At the conclusion of Pipeline, Omari, the young man whose crisis is the catalyst for the events in the play, in response to his mother’s request, offers her some “instructions.” “Rules?” she asks. “Like a scripture,” Omari responds. This “scripture” is comprised of almost-10 commandments: (there are 9 with the 10th still being under consideration). They include directives such as: Hear me out. Let me chill sometimes. Know when to back off. Know when to keep pushing. Don’t assume the worst. Show up in person, etc. They sound like common sense, common compassion. Common respect. Common humility. They sound like actions and approaches to be expected on the part of any human being engaged in the synergistic process of teaching and learning as opposed to the process of controlling. They sound like a concrete, practical expression of the Sanskrit phrase “Namaste.”

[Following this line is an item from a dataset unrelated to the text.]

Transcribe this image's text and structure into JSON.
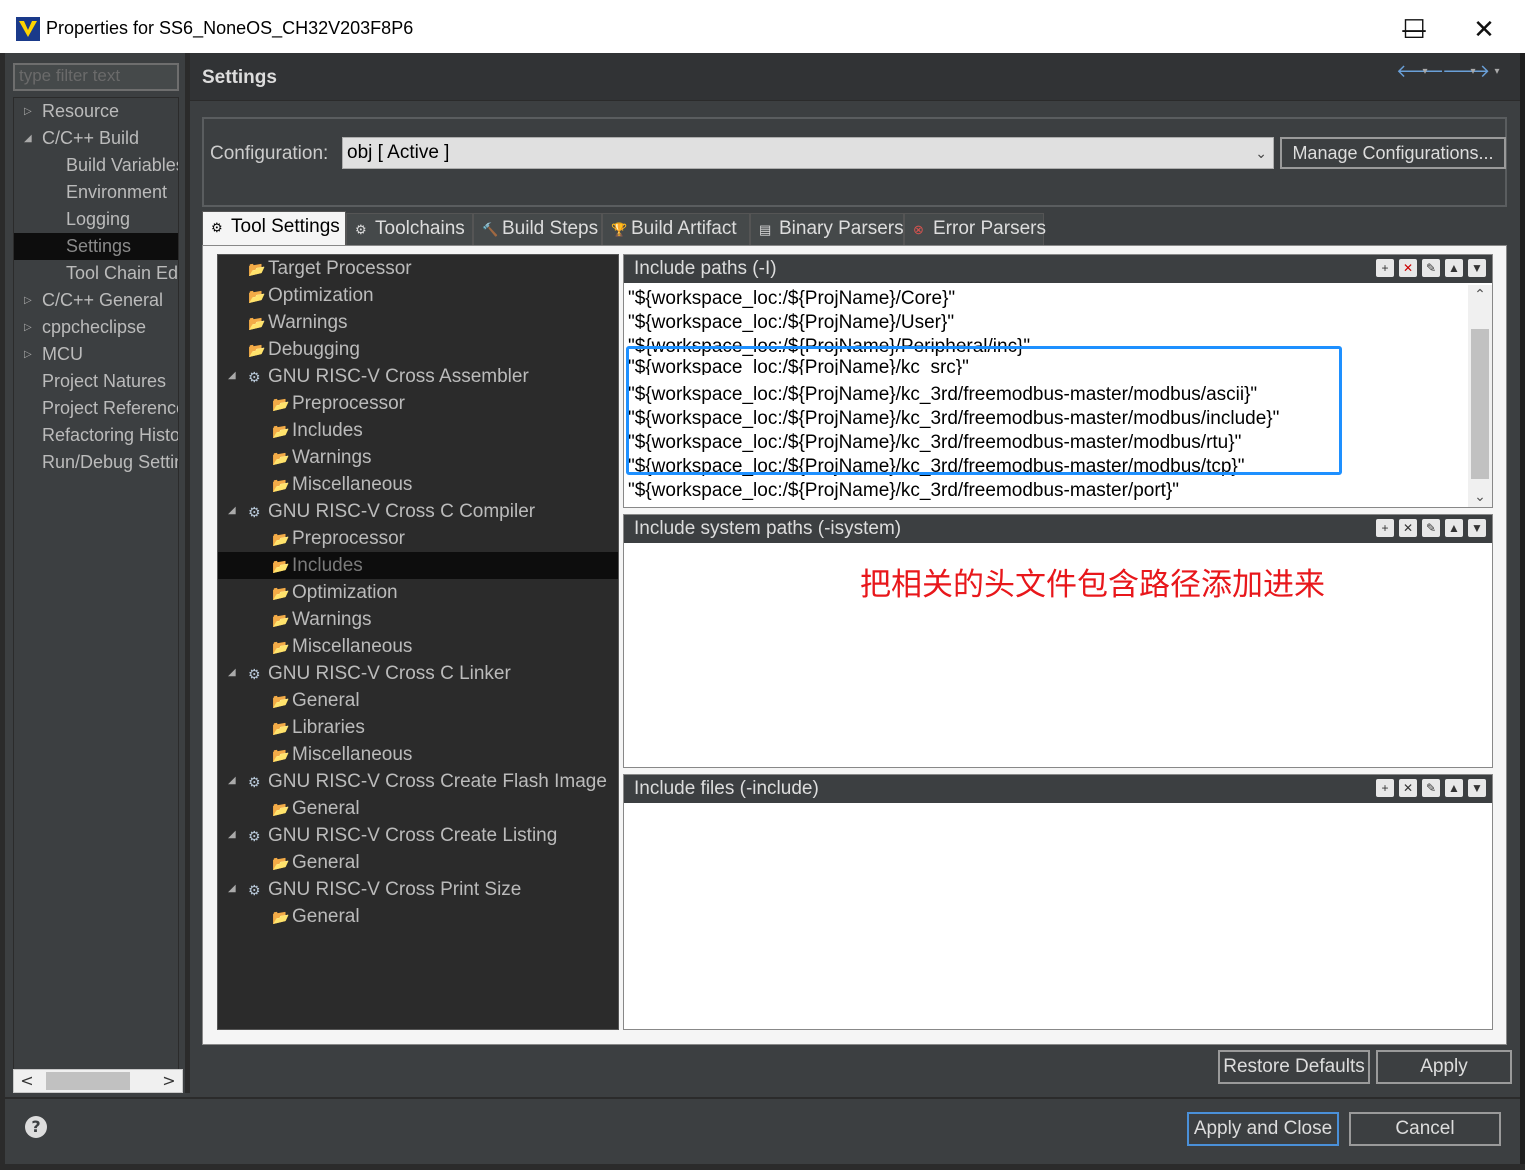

They sound like an argument for the retention of the integrity of personal space, even in school.